=== WHAT THIS TASK INVOLVES ===
Keep every character as it is and output all of the records.

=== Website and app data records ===
================

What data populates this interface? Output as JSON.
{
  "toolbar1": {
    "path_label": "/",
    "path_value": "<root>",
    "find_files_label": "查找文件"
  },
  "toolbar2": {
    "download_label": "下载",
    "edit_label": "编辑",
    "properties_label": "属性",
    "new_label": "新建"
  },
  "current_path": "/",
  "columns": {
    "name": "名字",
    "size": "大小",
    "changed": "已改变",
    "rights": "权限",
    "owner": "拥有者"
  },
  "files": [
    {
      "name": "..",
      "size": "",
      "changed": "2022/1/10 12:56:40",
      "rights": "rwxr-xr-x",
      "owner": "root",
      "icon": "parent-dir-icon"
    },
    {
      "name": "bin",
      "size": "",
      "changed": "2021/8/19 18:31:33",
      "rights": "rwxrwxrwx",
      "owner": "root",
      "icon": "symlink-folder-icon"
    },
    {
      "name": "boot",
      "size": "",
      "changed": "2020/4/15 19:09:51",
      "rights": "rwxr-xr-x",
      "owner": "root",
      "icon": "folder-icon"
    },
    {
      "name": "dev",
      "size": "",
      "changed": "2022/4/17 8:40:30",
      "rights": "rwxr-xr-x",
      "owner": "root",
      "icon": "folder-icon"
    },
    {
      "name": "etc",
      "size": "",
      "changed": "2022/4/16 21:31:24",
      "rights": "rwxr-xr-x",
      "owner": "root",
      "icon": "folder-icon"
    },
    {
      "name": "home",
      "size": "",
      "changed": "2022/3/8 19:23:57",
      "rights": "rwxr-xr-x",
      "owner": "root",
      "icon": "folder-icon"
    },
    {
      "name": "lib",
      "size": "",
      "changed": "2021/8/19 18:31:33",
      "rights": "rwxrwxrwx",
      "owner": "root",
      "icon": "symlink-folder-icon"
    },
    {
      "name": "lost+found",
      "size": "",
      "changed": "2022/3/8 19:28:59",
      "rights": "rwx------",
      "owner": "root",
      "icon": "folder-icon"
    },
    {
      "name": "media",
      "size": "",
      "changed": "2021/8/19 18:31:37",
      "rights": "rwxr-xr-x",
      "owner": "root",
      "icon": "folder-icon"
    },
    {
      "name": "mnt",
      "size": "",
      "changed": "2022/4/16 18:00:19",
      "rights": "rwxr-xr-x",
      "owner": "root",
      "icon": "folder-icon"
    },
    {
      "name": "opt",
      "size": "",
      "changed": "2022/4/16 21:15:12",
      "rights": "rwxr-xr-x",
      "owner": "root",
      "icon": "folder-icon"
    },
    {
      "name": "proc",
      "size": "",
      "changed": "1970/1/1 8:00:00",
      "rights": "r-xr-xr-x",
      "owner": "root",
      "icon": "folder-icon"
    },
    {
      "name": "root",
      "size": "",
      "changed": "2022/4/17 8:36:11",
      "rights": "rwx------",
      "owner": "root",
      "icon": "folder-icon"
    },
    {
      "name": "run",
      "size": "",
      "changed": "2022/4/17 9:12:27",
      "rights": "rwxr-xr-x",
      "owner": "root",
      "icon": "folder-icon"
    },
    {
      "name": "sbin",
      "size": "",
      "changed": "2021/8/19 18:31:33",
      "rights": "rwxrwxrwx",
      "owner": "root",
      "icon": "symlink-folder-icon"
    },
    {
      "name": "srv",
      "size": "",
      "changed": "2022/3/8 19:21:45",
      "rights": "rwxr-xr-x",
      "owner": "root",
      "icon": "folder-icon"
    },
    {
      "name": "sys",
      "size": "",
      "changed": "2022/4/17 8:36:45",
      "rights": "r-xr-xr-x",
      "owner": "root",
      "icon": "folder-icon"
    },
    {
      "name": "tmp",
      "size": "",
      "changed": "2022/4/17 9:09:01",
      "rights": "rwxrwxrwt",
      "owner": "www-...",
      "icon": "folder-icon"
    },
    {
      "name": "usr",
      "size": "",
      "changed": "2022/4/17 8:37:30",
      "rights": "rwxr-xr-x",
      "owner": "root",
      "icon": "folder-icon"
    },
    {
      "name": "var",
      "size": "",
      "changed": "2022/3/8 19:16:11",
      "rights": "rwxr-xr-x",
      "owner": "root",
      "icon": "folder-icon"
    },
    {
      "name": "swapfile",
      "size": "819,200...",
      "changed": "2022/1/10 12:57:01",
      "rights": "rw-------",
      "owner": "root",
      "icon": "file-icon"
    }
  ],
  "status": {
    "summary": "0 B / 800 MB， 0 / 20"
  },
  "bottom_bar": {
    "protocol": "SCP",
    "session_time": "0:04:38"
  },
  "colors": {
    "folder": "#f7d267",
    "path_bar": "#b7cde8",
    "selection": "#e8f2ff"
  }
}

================

=== THE ANSWER ===
What data populates this interface? Output as JSON.
{
  "toolbar1": {
    "path_label": "/",
    "path_value": "<root>",
    "find_files_label": "查找文件"
  },
  "toolbar2": {
    "download_label": "下载",
    "edit_label": "编辑",
    "properties_label": "属性",
    "new_label": "新建"
  },
  "current_path": "/",
  "columns": {
    "name": "名字",
    "size": "大小",
    "changed": "已改变",
    "rights": "权限",
    "owner": "拥有者"
  },
  "files": [
    {
      "name": "..",
      "size": "",
      "changed": "2022/1/10 12:56:40",
      "rights": "rwxr-xr-x",
      "owner": "root",
      "icon": "parent-dir-icon"
    },
    {
      "name": "bin",
      "size": "",
      "changed": "2021/8/19 18:31:33",
      "rights": "rwxrwxrwx",
      "owner": "root",
      "icon": "symlink-folder-icon"
    },
    {
      "name": "boot",
      "size": "",
      "changed": "2020/4/15 19:09:51",
      "rights": "rwxr-xr-x",
      "owner": "root",
      "icon": "folder-icon"
    },
    {
      "name": "dev",
      "size": "",
      "changed": "2022/4/17 8:40:30",
      "rights": "rwxr-xr-x",
      "owner": "root",
      "icon": "folder-icon"
    },
    {
      "name": "etc",
      "size": "",
      "changed": "2022/4/16 21:31:24",
      "rights": "rwxr-xr-x",
      "owner": "root",
      "icon": "folder-icon"
    },
    {
      "name": "home",
      "size": "",
      "changed": "2022/3/8 19:23:57",
      "rights": "rwxr-xr-x",
      "owner": "root",
      "icon": "folder-icon"
    },
    {
      "name": "lib",
      "size": "",
      "changed": "2021/8/19 18:31:33",
      "rights": "rwxrwxrwx",
      "owner": "root",
      "icon": "symlink-folder-icon"
    },
    {
      "name": "lost+found",
      "size": "",
      "changed": "2022/3/8 19:28:59",
      "rights": "rwx------",
      "owner": "root",
      "icon": "folder-icon"
    },
    {
      "name": "media",
      "size": "",
      "changed": "2021/8/19 18:31:37",
      "rights": "rwxr-xr-x",
      "owner": "root",
      "icon": "folder-icon"
    },
    {
      "name": "mnt",
      "size": "",
      "changed": "2022/4/16 18:00:19",
      "rights": "rwxr-xr-x",
      "owner": "root",
      "icon": "folder-icon"
    },
    {
      "name": "opt",
      "size": "",
      "changed": "2022/4/16 21:15:12",
      "rights": "rwxr-xr-x",
      "owner": "root",
      "icon": "folder-icon"
    },
    {
      "name": "proc",
      "size": "",
      "changed": "1970/1/1 8:00:00",
      "rights": "r-xr-xr-x",
      "owner": "root",
      "icon": "folder-icon"
    },
    {
      "name": "root",
      "size": "",
      "changed": "2022/4/17 8:36:11",
      "rights": "rwx------",
      "owner": "root",
      "icon": "folder-icon"
    },
    {
      "name": "run",
      "size": "",
      "changed": "2022/4/17 9:12:27",
      "rights": "rwxr-xr-x",
      "owner": "root",
      "icon": "folder-icon"
    },
    {
      "name": "sbin",
      "size": "",
      "changed": "2021/8/19 18:31:33",
      "rights": "rwxrwxrwx",
      "owner": "root",
      "icon": "symlink-folder-icon"
    },
    {
      "name": "srv",
      "size": "",
      "changed": "2022/3/8 19:21:45",
      "rights": "rwxr-xr-x",
      "owner": "root",
      "icon": "folder-icon"
    },
    {
      "name": "sys",
      "size": "",
      "changed": "2022/4/17 8:36:45",
      "rights": "r-xr-xr-x",
      "owner": "root",
      "icon": "folder-icon"
    },
    {
      "name": "tmp",
      "size": "",
      "changed": "2022/4/17 9:09:01",
      "rights": "rwxrwxrwt",
      "owner": "www-...",
      "icon": "folder-icon"
    },
    {
      "name": "usr",
      "size": "",
      "changed": "2022/4/17 8:37:30",
      "rights": "rwxr-xr-x",
      "owner": "root",
      "icon": "folder-icon"
    },
    {
      "name": "var",
      "size": "",
      "changed": "2022/3/8 19:16:11",
      "rights": "rwxr-xr-x",
      "owner": "root",
      "icon": "folder-icon"
    },
    {
      "name": "swapfile",
      "size": "819,200...",
      "changed": "2022/1/10 12:57:01",
      "rights": "rw-------",
      "owner": "root",
      "icon": "file-icon"
    }
  ],
  "status": {
    "summary": "0 B / 800 MB， 0 / 20"
  },
  "bottom_bar": {
    "protocol": "SCP",
    "session_time": "0:04:38"
  },
  "colors": {
    "folder": "#f7d267",
    "path_bar": "#b7cde8",
    "selection": "#e8f2ff"
  }
}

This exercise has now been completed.